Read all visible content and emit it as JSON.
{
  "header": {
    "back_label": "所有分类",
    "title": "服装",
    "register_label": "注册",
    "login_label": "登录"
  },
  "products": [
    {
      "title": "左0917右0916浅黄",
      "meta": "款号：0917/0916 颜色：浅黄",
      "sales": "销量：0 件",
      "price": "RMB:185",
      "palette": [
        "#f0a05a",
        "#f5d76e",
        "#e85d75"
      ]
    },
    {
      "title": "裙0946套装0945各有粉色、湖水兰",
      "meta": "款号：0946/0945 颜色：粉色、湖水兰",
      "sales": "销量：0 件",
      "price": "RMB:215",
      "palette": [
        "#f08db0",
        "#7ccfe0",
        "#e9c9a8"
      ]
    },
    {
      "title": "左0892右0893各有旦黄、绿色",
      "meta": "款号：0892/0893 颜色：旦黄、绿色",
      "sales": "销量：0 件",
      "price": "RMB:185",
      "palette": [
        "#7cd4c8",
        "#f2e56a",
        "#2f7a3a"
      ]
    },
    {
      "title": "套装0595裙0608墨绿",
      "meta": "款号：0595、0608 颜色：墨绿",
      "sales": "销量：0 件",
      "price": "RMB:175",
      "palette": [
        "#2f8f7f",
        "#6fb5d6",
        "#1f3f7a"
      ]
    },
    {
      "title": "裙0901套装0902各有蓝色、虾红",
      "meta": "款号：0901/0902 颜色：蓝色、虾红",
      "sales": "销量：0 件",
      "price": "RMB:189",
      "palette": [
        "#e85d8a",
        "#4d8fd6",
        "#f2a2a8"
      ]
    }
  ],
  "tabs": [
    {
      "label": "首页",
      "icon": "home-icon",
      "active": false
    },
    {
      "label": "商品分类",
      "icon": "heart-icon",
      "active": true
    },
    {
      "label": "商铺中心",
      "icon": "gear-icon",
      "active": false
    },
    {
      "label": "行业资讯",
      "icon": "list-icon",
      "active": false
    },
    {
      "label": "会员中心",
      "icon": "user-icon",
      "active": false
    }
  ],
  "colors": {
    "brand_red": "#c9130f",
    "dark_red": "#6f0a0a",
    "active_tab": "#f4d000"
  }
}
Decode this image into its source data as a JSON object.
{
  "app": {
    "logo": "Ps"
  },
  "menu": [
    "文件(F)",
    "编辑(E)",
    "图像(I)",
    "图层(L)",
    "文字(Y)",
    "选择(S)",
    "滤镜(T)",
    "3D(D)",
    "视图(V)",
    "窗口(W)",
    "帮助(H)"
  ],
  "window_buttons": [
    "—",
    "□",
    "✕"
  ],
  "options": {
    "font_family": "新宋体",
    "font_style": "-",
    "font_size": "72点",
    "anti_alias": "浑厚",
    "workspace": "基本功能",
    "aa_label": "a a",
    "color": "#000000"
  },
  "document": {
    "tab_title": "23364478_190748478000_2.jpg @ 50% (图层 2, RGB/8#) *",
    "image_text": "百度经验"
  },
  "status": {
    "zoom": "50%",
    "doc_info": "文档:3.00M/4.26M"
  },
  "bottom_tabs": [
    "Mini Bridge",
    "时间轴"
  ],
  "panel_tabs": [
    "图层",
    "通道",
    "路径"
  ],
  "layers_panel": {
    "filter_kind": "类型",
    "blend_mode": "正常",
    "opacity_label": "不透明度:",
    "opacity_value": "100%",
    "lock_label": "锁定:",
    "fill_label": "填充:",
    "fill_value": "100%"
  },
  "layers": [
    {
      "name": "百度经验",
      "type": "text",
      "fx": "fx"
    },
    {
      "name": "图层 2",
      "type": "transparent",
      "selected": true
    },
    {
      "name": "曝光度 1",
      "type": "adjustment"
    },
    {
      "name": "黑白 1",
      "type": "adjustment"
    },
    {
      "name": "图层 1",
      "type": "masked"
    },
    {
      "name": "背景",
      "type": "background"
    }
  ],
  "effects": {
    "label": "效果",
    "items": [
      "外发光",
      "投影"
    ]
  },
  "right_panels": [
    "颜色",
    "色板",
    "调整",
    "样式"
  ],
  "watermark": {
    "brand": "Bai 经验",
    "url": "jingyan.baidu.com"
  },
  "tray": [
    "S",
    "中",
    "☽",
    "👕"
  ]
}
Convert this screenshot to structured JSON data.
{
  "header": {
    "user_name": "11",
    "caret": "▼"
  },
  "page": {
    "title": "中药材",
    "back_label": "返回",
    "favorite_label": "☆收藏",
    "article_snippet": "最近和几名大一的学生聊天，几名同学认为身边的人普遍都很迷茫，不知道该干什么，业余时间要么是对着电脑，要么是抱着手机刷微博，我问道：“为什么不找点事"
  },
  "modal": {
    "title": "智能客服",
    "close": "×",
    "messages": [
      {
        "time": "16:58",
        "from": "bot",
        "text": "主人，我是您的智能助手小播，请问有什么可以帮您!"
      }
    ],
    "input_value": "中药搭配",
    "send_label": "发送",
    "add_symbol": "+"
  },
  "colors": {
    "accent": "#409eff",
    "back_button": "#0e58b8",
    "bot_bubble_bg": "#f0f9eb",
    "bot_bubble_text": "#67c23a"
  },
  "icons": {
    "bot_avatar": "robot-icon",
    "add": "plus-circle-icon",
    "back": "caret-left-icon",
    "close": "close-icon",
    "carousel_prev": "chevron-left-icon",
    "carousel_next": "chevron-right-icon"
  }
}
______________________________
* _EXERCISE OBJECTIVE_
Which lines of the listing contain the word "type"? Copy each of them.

* _ANSWER SPACE_
      "type": "text",
      "type": "transparent",
      "type": "adjustment"
      "type": "adjustment"
      "type": "masked"
      "type": "background"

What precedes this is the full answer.